Scientists at the Veterans Administration Medical Center and the UCLA School of Medicine say a problem in cellular microtubules, the structural proteins responsible for cell movement, may impair a cell's response to heat.
"The cells we're studying are peripheral white blood cells, which are taken from an arm vein while drawing a blood sample," researcher Dr. Lissy F. Jarvik said.
The white blood cells under study in the project are the leukocytes that come to the body's defense in the event of exposure to bacteria, viruses, fungi or chemical toxins.
"We knew at the outset that these cells like to migrate to the warmest parts of the body," she said, adding that they usually seem to know how to move away when things get too hot.
"Starting with below-normal body temperature, to temperatures where people develop very high fevers at about 105 to 106 degrees Fahrenheit, these cells in Alzheimer's patients would commit heat suicide," she said.
"They like it where it's warm, but they don't like to be cooked."
Jarvik said the microtubules of people afflicted with the incurable brain disease apparently lose their ability to migrate by colliding with each other and coagulating.
"The cells, like Alzheimer's patients, are disoriented," she said.
Jarvik noted that microtubules are important because, in addition to helping cells move in response to such stimuli as heat or toxins, they also form the skeleton that holds a cell together.
Scientists have found that it is the microtubules that also form the spindle fibers that pull the chromosomes apart during cell division.
Just what causes the microtubules to go awry is the question that Jarvik and her research team are trying to answer.
"You need an intact microtubule system for cells to be able to migrate toward a goal," she said. "We suspect the defect is in the microtubule system itself.
"This is only a suspicion and we have no hard evidence, but there is a certain amount of circumstantial evidence to support the possibility that the defect is in the microtubule system."
Blood Samples Tested
As part of the study, Jarvik and her team took blood samples from 12 healthy volunteers ranging between 21 and 74.
To the test tubes of blood samples researchers added colchicine, an alkaline chemical known to impair microtubules. Results showed the colchicine disrupted the cells' response to heat much in the same way they were impaired in Alzheimer's patients.

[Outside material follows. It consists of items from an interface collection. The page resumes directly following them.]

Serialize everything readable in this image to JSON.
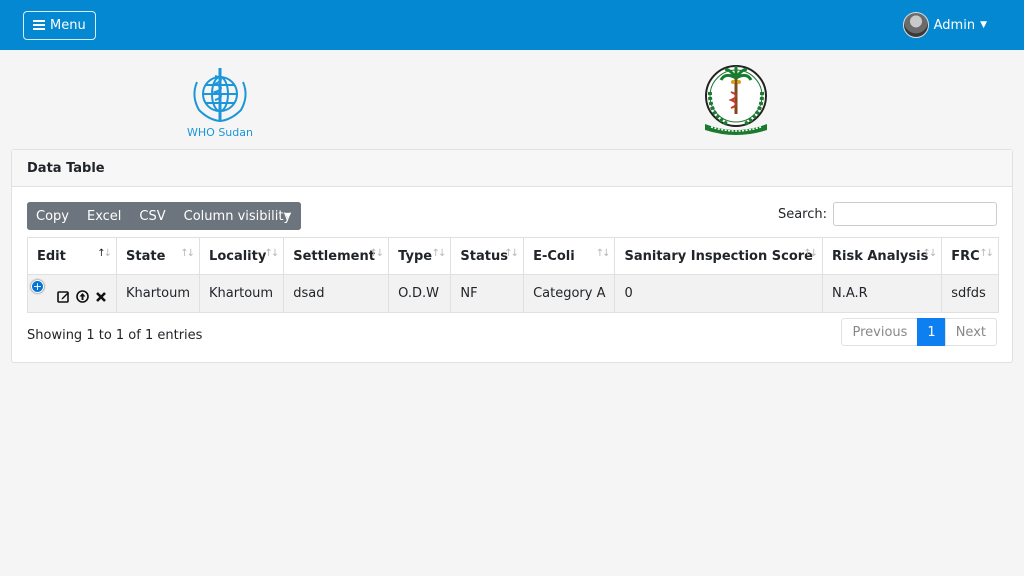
{
  "navbar": {
    "menu_label": "Menu",
    "user_label": "Admin"
  },
  "logos": {
    "who_text": "WHO Sudan"
  },
  "card": {
    "title": "Data Table"
  },
  "buttons": {
    "copy": "Copy",
    "excel": "Excel",
    "csv": "CSV",
    "column_visibility": "Column visibility"
  },
  "search": {
    "label": "Search:",
    "value": ""
  },
  "table": {
    "headers": [
      "Edit",
      "State",
      "Locality",
      "Settlement",
      "Type",
      "Status",
      "E-Coli",
      "Sanitary Inspection Score",
      "Risk Analysis",
      "FRC"
    ],
    "rows": [
      [
        "",
        "Khartoum",
        "Khartoum",
        "dsad",
        "O.D.W",
        "NF",
        "Category A",
        "0",
        "N.A.R",
        "sdfds"
      ]
    ]
  },
  "info": "Showing 1 to 1 of 1 entries",
  "pagination": {
    "previous": "Previous",
    "current": "1",
    "next": "Next"
  },
  "colors": {
    "navbar": "#0488d1",
    "primary": "#0d7ff0",
    "buttons": "#6c757d"
  }
}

Jarvik said a study conducted at the University of Minnesota 10 years ago first suggested a microtubule defect in Alzheimer's disease.
That study also found a high frequency of people with Down's syndrome among the relatives of patients with Alzheimer's disease, she said.
Link to Down's Syndrome
"There's also another link with Down's syndrome," Jarvik explained. "Those people with Down's syndrome who live to be about 35 or 40 years old almost invariably show Alzheimer's changes in the brain."
Alzheimer's disease, which is characterized by progressive memory loss, affects an estimated 2.5 million Americans, manifesting most often in people over 65 but sometimes seen in middle-aged people.
In the worst cases, victims suffer seizures and almost all Alzheimer's patients lose the ability to recognize close friends and family.